1. ITV Report

Wiltshire teenager's remarkable recovery from locked-in syndrome

Miranda suffered a catastrophic brain haemorrhage. Photo: Family

A Wiltshire teenager is making a remarkable recovery from locked-in syndrome.

Miranda Meldrum, 13, from Bradford on Avon suffered a catastrophic brain haemorrhage which nearly killed her.

It left her unable to move any of her limbs or communicate - even though she knew exactly what was going on around her.

But now she has astonished doctors by starting to move her head, arms and legs.

Miranda was at home with her mother when she suffered severe headaches and loss of hearing. Credit: Family

Miranda's mother, Dr Stella Meldrum, told ITV News:

"I think for a 13 year old child we weren't particularly keen on her just moving her eyes for the rest of her life.

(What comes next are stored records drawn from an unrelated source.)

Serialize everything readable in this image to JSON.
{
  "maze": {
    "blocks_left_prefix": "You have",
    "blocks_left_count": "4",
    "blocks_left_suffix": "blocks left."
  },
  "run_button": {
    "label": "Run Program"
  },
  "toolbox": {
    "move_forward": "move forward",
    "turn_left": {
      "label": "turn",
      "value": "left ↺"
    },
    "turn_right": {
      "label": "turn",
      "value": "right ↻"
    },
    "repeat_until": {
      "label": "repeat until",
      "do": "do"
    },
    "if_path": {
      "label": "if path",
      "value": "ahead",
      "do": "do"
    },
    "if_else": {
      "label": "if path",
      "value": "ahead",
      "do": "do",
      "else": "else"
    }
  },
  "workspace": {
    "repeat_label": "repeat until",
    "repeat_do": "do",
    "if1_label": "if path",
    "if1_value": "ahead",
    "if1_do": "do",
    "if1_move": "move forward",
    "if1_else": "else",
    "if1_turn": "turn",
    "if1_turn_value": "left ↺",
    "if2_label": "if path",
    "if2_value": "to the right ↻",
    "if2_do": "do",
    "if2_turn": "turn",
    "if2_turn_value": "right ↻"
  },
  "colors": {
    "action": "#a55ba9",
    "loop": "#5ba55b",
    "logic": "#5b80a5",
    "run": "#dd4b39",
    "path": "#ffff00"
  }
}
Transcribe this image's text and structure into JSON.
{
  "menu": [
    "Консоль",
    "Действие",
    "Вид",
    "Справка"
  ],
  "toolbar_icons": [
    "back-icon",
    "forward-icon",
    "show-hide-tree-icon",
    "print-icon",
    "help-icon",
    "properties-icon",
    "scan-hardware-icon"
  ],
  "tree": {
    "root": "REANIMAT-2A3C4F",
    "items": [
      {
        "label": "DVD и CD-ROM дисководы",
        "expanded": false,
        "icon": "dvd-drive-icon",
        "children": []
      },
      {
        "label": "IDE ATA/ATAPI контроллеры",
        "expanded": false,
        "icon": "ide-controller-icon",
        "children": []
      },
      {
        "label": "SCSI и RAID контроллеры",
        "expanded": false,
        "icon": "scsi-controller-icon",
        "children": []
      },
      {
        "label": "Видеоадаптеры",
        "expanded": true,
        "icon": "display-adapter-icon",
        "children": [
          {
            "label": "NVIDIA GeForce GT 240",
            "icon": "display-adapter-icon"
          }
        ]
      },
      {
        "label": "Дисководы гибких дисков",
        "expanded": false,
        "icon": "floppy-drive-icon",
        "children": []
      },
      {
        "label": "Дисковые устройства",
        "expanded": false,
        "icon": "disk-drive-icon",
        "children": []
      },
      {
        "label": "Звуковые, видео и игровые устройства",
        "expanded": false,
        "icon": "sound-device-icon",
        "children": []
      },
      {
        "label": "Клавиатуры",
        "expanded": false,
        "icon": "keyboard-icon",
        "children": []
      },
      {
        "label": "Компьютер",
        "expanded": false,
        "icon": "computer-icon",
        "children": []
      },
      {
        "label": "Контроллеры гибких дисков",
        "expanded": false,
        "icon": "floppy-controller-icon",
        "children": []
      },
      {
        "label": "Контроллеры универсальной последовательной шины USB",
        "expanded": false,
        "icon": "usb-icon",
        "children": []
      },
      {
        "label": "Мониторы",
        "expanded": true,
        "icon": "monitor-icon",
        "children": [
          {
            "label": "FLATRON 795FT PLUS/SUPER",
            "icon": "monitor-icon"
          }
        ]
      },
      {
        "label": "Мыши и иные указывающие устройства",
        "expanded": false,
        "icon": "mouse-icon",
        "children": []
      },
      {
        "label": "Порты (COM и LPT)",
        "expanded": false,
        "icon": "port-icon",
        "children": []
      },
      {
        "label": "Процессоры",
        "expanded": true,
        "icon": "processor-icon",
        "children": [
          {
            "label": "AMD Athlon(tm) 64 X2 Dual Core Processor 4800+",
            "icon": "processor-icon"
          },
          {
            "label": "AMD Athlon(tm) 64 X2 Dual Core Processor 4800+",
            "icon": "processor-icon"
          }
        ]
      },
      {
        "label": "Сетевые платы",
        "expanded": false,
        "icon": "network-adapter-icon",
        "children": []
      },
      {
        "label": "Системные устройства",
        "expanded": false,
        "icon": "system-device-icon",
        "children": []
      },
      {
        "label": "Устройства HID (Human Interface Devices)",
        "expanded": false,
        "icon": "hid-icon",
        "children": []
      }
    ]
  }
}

We just hoped for the best. We just hoped and were telling her she could do it. And she is doing it.

"She didn't move for four months, then she started moving her eyes a little bit. And three weeks ago things started to wake up. Her shoulder was the first, wiggling around, then her fingers and her head was going. And her legs started moving."

Miranda's recovery has amazed her mother and medical staff. Credit: ITV West Country

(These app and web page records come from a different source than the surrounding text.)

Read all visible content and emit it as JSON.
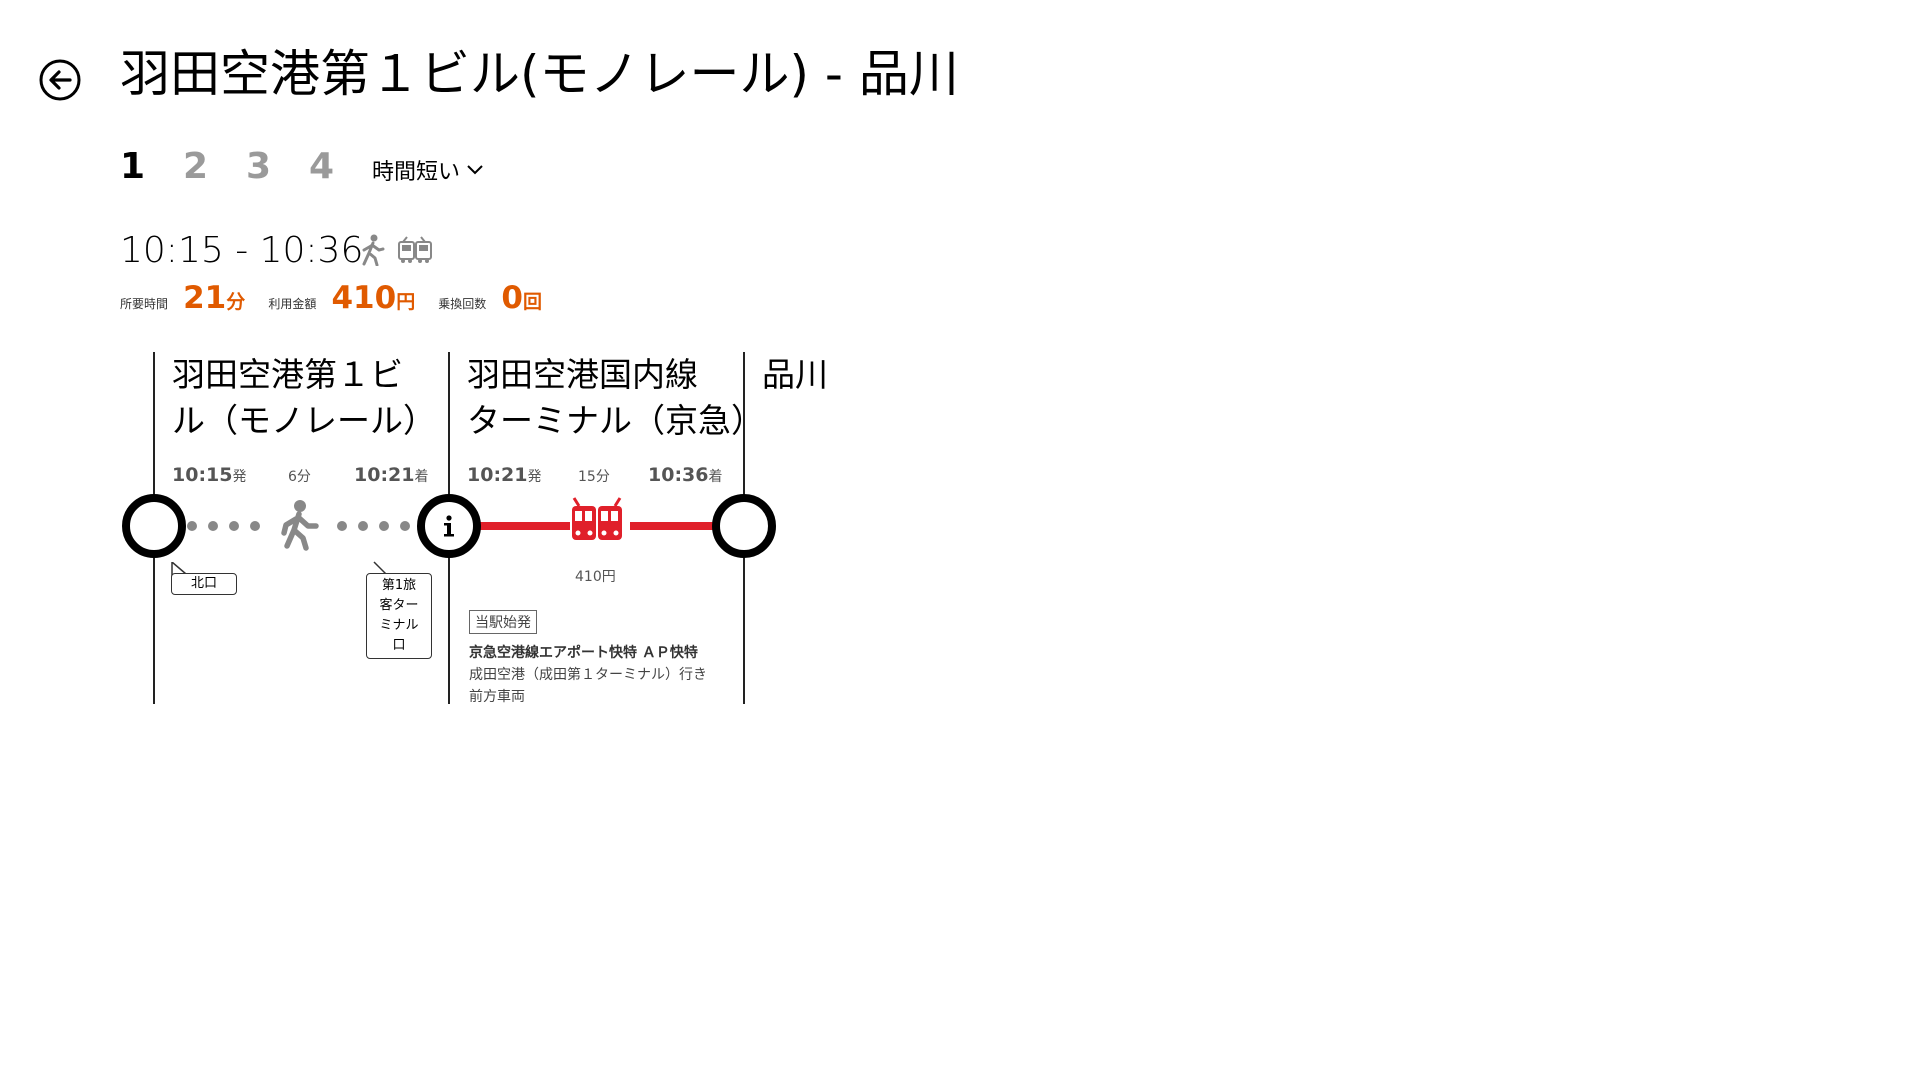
{
  "header": {
    "title": "羽田空港第１ビル(モノレール) - 品川"
  },
  "route_tabs": [
    {
      "label": "1",
      "active": true
    },
    {
      "label": "2",
      "active": false
    },
    {
      "label": "3",
      "active": false
    },
    {
      "label": "4",
      "active": false
    }
  ],
  "sort": {
    "label": "時間短い"
  },
  "summary": {
    "time_range": "10:15 - 10:36",
    "icons": [
      "walk-icon",
      "train-icon"
    ],
    "duration_label": "所要時間",
    "duration_value": "21",
    "duration_unit": "分",
    "fare_label": "利用金額",
    "fare_value": "410",
    "fare_unit": "円",
    "transfers_label": "乗換回数",
    "transfers_value": "0",
    "transfers_unit": "回"
  },
  "stations": [
    {
      "name_line1": "羽田空港第１ビ",
      "name_line2": "ル（モノレール）"
    },
    {
      "name_line1": "羽田空港国内線",
      "name_line2": "ターミナル（京急）"
    },
    {
      "name_line1": "品川",
      "name_line2": ""
    }
  ],
  "segments": [
    {
      "mode": "walk",
      "depart_time": "10:15",
      "depart_suffix": "発",
      "duration": "6分",
      "arrive_time": "10:21",
      "arrive_suffix": "着",
      "exit_label": "北口",
      "entrance_label": [
        "第1旅",
        "客ター",
        "ミナル",
        "口"
      ]
    },
    {
      "mode": "train",
      "depart_time": "10:21",
      "depart_suffix": "発",
      "duration": "15分",
      "arrive_time": "10:36",
      "arrive_suffix": "着",
      "fare": "410円",
      "badge": "当駅始発",
      "line_name": "京急空港線エアポート快特 ＡＰ快特",
      "destination": "成田空港（成田第１ターミナル）行き",
      "car_position": "前方車両"
    }
  ],
  "colors": {
    "accent_orange": "#e05a00",
    "train_red": "#e0202a",
    "walk_gray": "#888888"
  }
}
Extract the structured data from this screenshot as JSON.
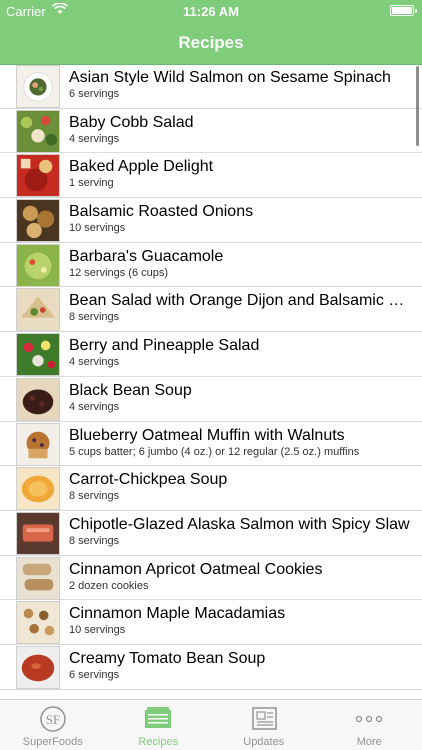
{
  "status_bar": {
    "carrier": "Carrier",
    "time": "11:26 AM"
  },
  "nav": {
    "title": "Recipes"
  },
  "recipes": [
    {
      "name": "Asian Style Wild Salmon on Sesame Spinach",
      "servings": "6 servings",
      "thumb": "salad-plate-icon"
    },
    {
      "name": "Baby Cobb Salad",
      "servings": "4 servings",
      "thumb": "salad-icon"
    },
    {
      "name": "Baked Apple Delight",
      "servings": "1 serving",
      "thumb": "apple-icon"
    },
    {
      "name": "Balsamic Roasted Onions",
      "servings": "10 servings",
      "thumb": "onion-icon"
    },
    {
      "name": "Barbara's Guacamole",
      "servings": "12 servings (6 cups)",
      "thumb": "guacamole-icon"
    },
    {
      "name": "Bean Salad with Orange Dijon and Balsamic Vinaigrette",
      "servings": "8 servings",
      "thumb": "wrap-icon"
    },
    {
      "name": "Berry and Pineapple Salad",
      "servings": "4 servings",
      "thumb": "berry-salad-icon"
    },
    {
      "name": "Black Bean Soup",
      "servings": "4 servings",
      "thumb": "bean-bowl-icon"
    },
    {
      "name": "Blueberry Oatmeal Muffin with Walnuts",
      "servings": "5 cups batter; 6 jumbo (4 oz.) or 12 regular (2.5 oz.) muffins",
      "thumb": "muffin-icon"
    },
    {
      "name": "Carrot-Chickpea Soup",
      "servings": "8 servings",
      "thumb": "soup-icon"
    },
    {
      "name": "Chipotle-Glazed Alaska Salmon with Spicy Slaw",
      "servings": "8 servings",
      "thumb": "salmon-icon"
    },
    {
      "name": "Cinnamon Apricot Oatmeal Cookies",
      "servings": "2 dozen cookies",
      "thumb": "cookie-icon"
    },
    {
      "name": "Cinnamon Maple Macadamias",
      "servings": "10 servings",
      "thumb": "nuts-icon"
    },
    {
      "name": "Creamy Tomato Bean Soup",
      "servings": "6 servings",
      "thumb": "tomato-soup-icon"
    }
  ],
  "tabs": [
    {
      "label": "SuperFoods",
      "icon": "superfoods-logo-icon",
      "active": false
    },
    {
      "label": "Recipes",
      "icon": "recipe-cards-icon",
      "active": true
    },
    {
      "label": "Updates",
      "icon": "newspaper-icon",
      "active": false
    },
    {
      "label": "More",
      "icon": "more-dots-icon",
      "active": false
    }
  ],
  "colors": {
    "accent": "#7fcc7b",
    "tab_inactive": "#929292"
  }
}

Miranda was at home with her mother in Bradford-on-Avon when she suffered severe headaches and loss of hearing on April 25.

Her mum took her straight to the Royal United Hospital in Bath.

She is currently being treated at the Bristol Children's Hospital. She also suffered a cardiac arrest and has undergone four operations.

Miranda is now able to communicate by typing. Credit: ITV West Country

Consultant Paediatric Neurologist Peta Sharples told ITV News that in 20 years of rehabilitation she has never seen a child case of locked-in syndrome.

Obviously there's still going to be a long way to go for Miranda but but the trajectory of her recovery at the moment is very good. We are feeling very positive about her long term outcome. But it is too early to say whether she will be left with a level of disability. But I'm sure she'll make further improvements over where she is at the moment.

– Peta Sharples, Consultant Paediatric Neurologist

Miranda hopes to return home for Christmas but requires significant adaptations to her home and equipment to help her recovery.

Her fundraising appeal is at: